:: Description of the task ::
Nothing but the lines from the one with "Give me the" through the final line of the entries below should be written out, each exactly as given.

(Source records)

-=-=-

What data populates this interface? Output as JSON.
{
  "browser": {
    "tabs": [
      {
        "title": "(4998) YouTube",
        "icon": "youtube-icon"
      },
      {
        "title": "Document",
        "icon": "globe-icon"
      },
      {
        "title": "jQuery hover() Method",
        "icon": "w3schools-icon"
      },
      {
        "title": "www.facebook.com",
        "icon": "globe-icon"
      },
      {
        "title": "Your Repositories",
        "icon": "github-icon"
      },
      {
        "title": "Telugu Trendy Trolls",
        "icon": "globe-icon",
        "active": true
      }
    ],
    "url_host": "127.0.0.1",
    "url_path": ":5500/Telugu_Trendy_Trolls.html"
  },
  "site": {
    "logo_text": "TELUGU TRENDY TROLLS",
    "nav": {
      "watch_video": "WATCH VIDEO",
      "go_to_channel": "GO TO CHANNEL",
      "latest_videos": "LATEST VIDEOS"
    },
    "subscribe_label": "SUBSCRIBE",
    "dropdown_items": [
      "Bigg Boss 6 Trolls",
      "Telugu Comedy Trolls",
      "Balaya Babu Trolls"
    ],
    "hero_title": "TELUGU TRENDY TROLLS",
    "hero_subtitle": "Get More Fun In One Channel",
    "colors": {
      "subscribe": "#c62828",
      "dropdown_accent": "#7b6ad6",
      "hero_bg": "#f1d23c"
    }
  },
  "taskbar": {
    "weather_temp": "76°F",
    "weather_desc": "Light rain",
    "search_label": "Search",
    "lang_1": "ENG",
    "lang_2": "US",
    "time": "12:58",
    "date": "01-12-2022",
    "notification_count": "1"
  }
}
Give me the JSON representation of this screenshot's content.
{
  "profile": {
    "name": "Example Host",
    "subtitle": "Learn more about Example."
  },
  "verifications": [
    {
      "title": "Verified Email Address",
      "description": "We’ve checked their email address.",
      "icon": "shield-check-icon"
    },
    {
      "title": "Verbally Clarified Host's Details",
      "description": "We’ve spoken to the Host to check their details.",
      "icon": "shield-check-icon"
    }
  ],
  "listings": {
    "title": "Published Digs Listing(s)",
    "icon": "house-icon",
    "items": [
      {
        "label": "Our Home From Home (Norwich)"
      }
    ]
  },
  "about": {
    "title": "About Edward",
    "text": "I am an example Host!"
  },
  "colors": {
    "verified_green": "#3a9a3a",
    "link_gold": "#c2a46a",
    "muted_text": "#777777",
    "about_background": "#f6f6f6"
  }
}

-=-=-

:: Problem solution ::
Give me the JSON representation of this screenshot's content.
{
  "profile": {
    "name": "Example Host",
    "subtitle": "Learn more about Example."
  },
  "verifications": [
    {
      "title": "Verified Email Address",
      "description": "We’ve checked their email address.",
      "icon": "shield-check-icon"
    },
    {
      "title": "Verbally Clarified Host's Details",
      "description": "We’ve spoken to the Host to check their details.",
      "icon": "shield-check-icon"
    }
  ],
  "listings": {
    "title": "Published Digs Listing(s)",
    "icon": "house-icon",
    "items": [
      {
        "label": "Our Home From Home (Norwich)"
      }
    ]
  },
  "about": {
    "title": "About Edward",
    "text": "I am an example Host!"
  },
  "colors": {
    "verified_green": "#3a9a3a",
    "link_gold": "#c2a46a",
    "muted_text": "#777777",
    "about_background": "#f6f6f6"
  }
}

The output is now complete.